Tools for prototyping and inspection
In the portal, you can use the Import data wizard to configure indexers, index designer to stand up an index, and Search explorer to issue queries against all of your indexes right from your account's Azure portal so you can test queries and refine scoring profiles. You can also open any index to view its schema.
How it works
Step 1: Provision service
Depending on how you configure the search service, you'll use either the free tier of service that is shared with other Azure Search subscribers, or a paid tier that dedicates resources to be used only by your service. When provisioning your service, you also choose the region of the data center that hosts your service.
Depending on which tier of service you choose, you can scale your service in two dimensions: 1) Add Replicas to grow your capacity to handle heavy query loads and 2) add Partitions to add storage for more documents. By handling document storage and query throughput separately, you can customize your search service for your specific needs.
Step 2: Create index
Before you can upload your content to your Azure Search service, you must first define an Azure Search index. An index is like a database table that holds your data and can accept search queries. You define the index schema to map to the structure of the documents you wish to search, similar to fields in a database.
The schema of these indexes can either be created in the Azure portal, or programmatically using the .NET SDK or REST API. Once the index is defined, you can then upload your data to the Azure Search service where it is subsequently indexed.
Step 3: Index data
Once you have defined the fields and attributes of your index, you're ready to upload your content into the index. You can use either a push or pull model to upload data to the index.
The pull model is provided through indexers that can be configured for on demand or scheduled updates (see Indexer operations (Azure Search Service REST API)), allowing you to easily ingest data and data changes from an Azure DocumentDB, Azure SQL Database, Azure Blob Storage, or SQL Server hosted in an Azure VM.
The push model is provided through the SDK or REST APIs, used for sending updated documents to an index. You can push data from virtually any dataset using the JSON format. See Add, update, or delete Documents or How to use the .NET SDK) for guidance on loading data.
Step 4: Search
Once you have populated your Azure Search index, you can now issue search queries to your service endpoint using simple HTTP requests with REST API or the .NET SDK.
REST API | .Net SDK
While a number of tasks can be performed in the portal, Azure Search is intended for developers who want to integrate search functionality into existing applications.

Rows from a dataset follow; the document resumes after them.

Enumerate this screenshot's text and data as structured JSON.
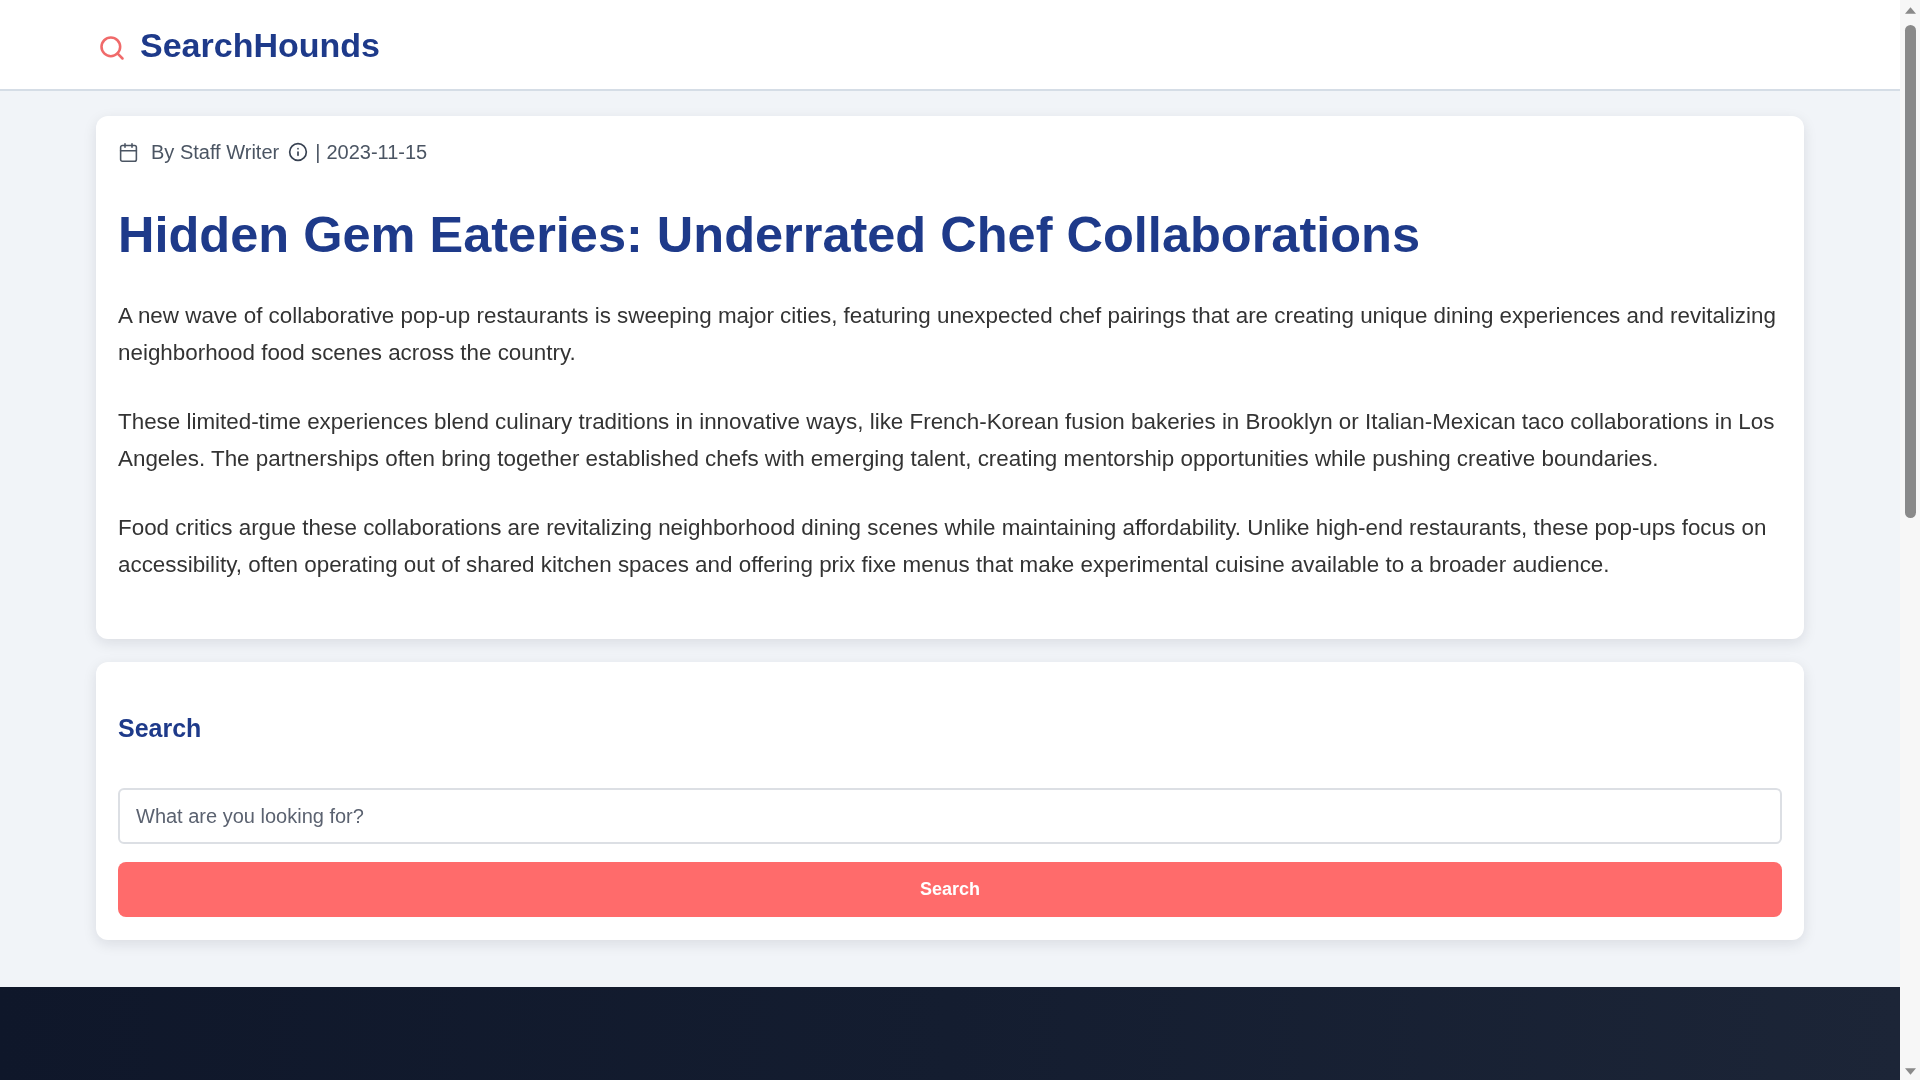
{
  "header": {
    "logo_text": "SearchHounds"
  },
  "article": {
    "author": "By Staff Writer",
    "separator": "|",
    "date": "2023-11-15",
    "title": "Hidden Gem Eateries: Underrated Chef Collaborations",
    "paragraphs": [
      "A new wave of collaborative pop-up restaurants is sweeping major cities, featuring unexpected chef pairings that are creating unique dining experiences and revitalizing neighborhood food scenes across the country.",
      "These limited-time experiences blend culinary traditions in innovative ways, like French-Korean fusion bakeries in Brooklyn or Italian-Mexican taco collaborations in Los Angeles. The partnerships often bring together established chefs with emerging talent, creating mentorship opportunities while pushing creative boundaries.",
      "Food critics argue these collaborations are revitalizing neighborhood dining scenes while maintaining affordability. Unlike high-end restaurants, these pop-ups focus on accessibility, often operating out of shared kitchen spaces and offering prix fixe menus that make experimental cuisine available to a broader audience."
    ]
  },
  "search": {
    "heading": "Search",
    "placeholder": "What are you looking for?",
    "button": "Search"
  }
}
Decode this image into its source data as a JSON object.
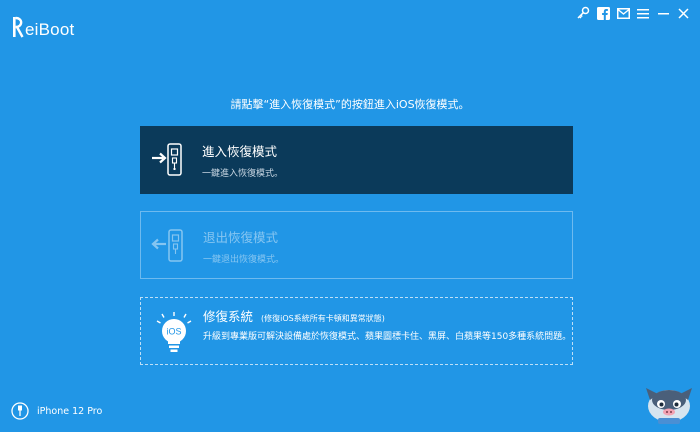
{
  "app": {
    "title": "ReiBoot",
    "title_rest": "eiBoot",
    "accent": "#2196e6",
    "selected_option_bg": "#0b3a5a"
  },
  "titlebar": {
    "icons": [
      "key-icon",
      "facebook-icon",
      "mail-icon",
      "menu-icon",
      "minimize-icon",
      "close-icon"
    ]
  },
  "main": {
    "instruction": "請點擊“進入恢復模式”的按鈕進入iOS恢復模式。",
    "options": [
      {
        "title": "進入恢復模式",
        "description": "一鍵進入恢復模式。",
        "icon": "phone-enter-icon",
        "state": "selected"
      },
      {
        "title": "退出恢復模式",
        "description": "一鍵退出恢復模式。",
        "icon": "phone-exit-icon",
        "state": "disabled"
      },
      {
        "title": "修復系統",
        "subtitle": "(修復iOS系統所有卡頓和異常狀態)",
        "description": "升級到專業版可解決設備處於恢復模式、蘋果圖標卡住、黑屏、白蘋果等150多種系統問題。",
        "icon": "ios-bulb-icon",
        "state": "normal"
      }
    ]
  },
  "footer": {
    "device_name": "iPhone 12 Pro"
  }
}
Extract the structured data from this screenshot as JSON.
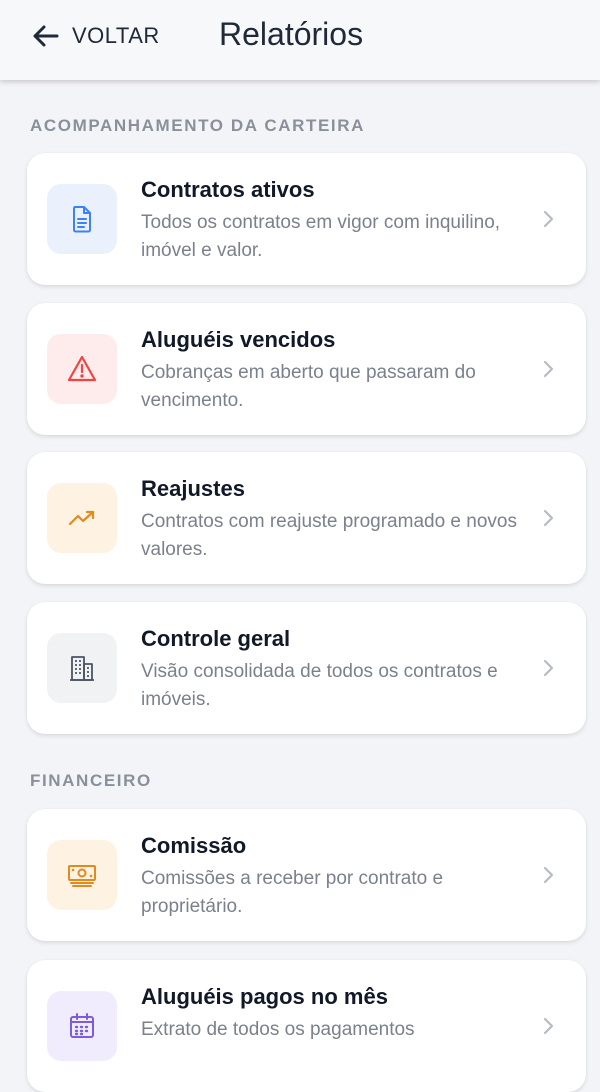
{
  "header": {
    "back_label": "VOLTAR",
    "title": "Relatórios"
  },
  "sections": [
    {
      "title": "ACOMPANHAMENTO DA CARTEIRA",
      "items": [
        {
          "title": "Contratos ativos",
          "desc": "Todos os contratos em vigor com inquilino, imóvel e valor.",
          "icon": "document-icon",
          "color": "#3b82f6",
          "bg": "#eaf1fd"
        },
        {
          "title": "Aluguéis vencidos",
          "desc": "Cobranças em aberto que passaram do vencimento.",
          "icon": "warning-icon",
          "color": "#ef4444",
          "bg": "#fdeceb"
        },
        {
          "title": "Reajustes",
          "desc": "Contratos com reajuste programado e novos valores.",
          "icon": "trending-up-icon",
          "color": "#e28a1f",
          "bg": "#fef3e2"
        },
        {
          "title": "Controle geral",
          "desc": "Visão consolidada de todos os contratos e imóveis.",
          "icon": "building-icon",
          "color": "#4b5563",
          "bg": "#f1f2f4"
        }
      ]
    },
    {
      "title": "FINANCEIRO",
      "items": [
        {
          "title": "Comissão",
          "desc": "Comissões a receber por contrato e proprietário.",
          "icon": "cash-icon",
          "color": "#e28a1f",
          "bg": "#fef3e2"
        },
        {
          "title": "Aluguéis pagos no mês",
          "desc": "Extrato de todos os pagamentos",
          "icon": "calendar-icon",
          "color": "#7c5cdb",
          "bg": "#f1ecfd"
        }
      ]
    }
  ]
}
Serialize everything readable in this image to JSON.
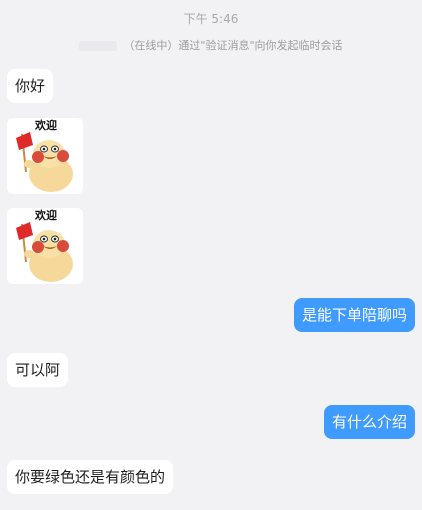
{
  "chat": {
    "timestamp": "下午 5:46",
    "system_notice": "（在线中）通过\"验证消息\"向你发起临时会话",
    "messages": [
      {
        "side": "left",
        "type": "text",
        "text": "你好"
      },
      {
        "side": "left",
        "type": "sticker",
        "caption": "欢迎",
        "icon": "welcome-chick-sticker"
      },
      {
        "side": "left",
        "type": "sticker",
        "caption": "欢迎",
        "icon": "welcome-chick-sticker"
      },
      {
        "side": "right",
        "type": "text",
        "text": "是能下单陪聊吗"
      },
      {
        "side": "left",
        "type": "text",
        "text": "可以阿"
      },
      {
        "side": "right",
        "type": "text",
        "text": "有什么介绍"
      },
      {
        "side": "left",
        "type": "text",
        "text": "你要绿色还是有颜色的"
      }
    ]
  },
  "colors": {
    "background": "#f2f2f4",
    "incoming_bubble": "#ffffff",
    "outgoing_bubble": "#3f9bff"
  }
}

The following programming interfaces are available.
|.NET SDK||.NET wrapper for the REST API offers efficient coding in C# and other managed-code languages targeting the .NET Framework|
Azure subscribers can provision a service in the Free tier.
If you aren't a subscriber, you can open an Azure account for free: You get credits you can use to try out paid Azure services, and even after they're used up you can keep the account and use free Azure services, such as Websites. Your credit card will never be charged, unless you explicitly change your settings and ask to be charged.
Alternatively, you can activate MSDN subscriber benefits: Your MSDN subscription gives you credits every month that you can use for paid Azure services.
Watch a short video
Search engines are the common drivers of information retrieval in mobile apps, on the web, and in corporate data stores. Azure Search gives you tools for creating a search experience similar to those on large commercial web sites. This 9-minute video from program manager Liam Cavanagh explains how integrating a search engine can benefit your app, key features in Azure Search, and what a typical workflow looks like.
- 0-3 minutes covers key features and use-cases.
- 3-4 minutes covers service provisioning.
- 4-6 minutes covers Import Data wizard used to create an index using the built-in real estate dataset.
- 6-9 minutes covers Search Explorer and various queries.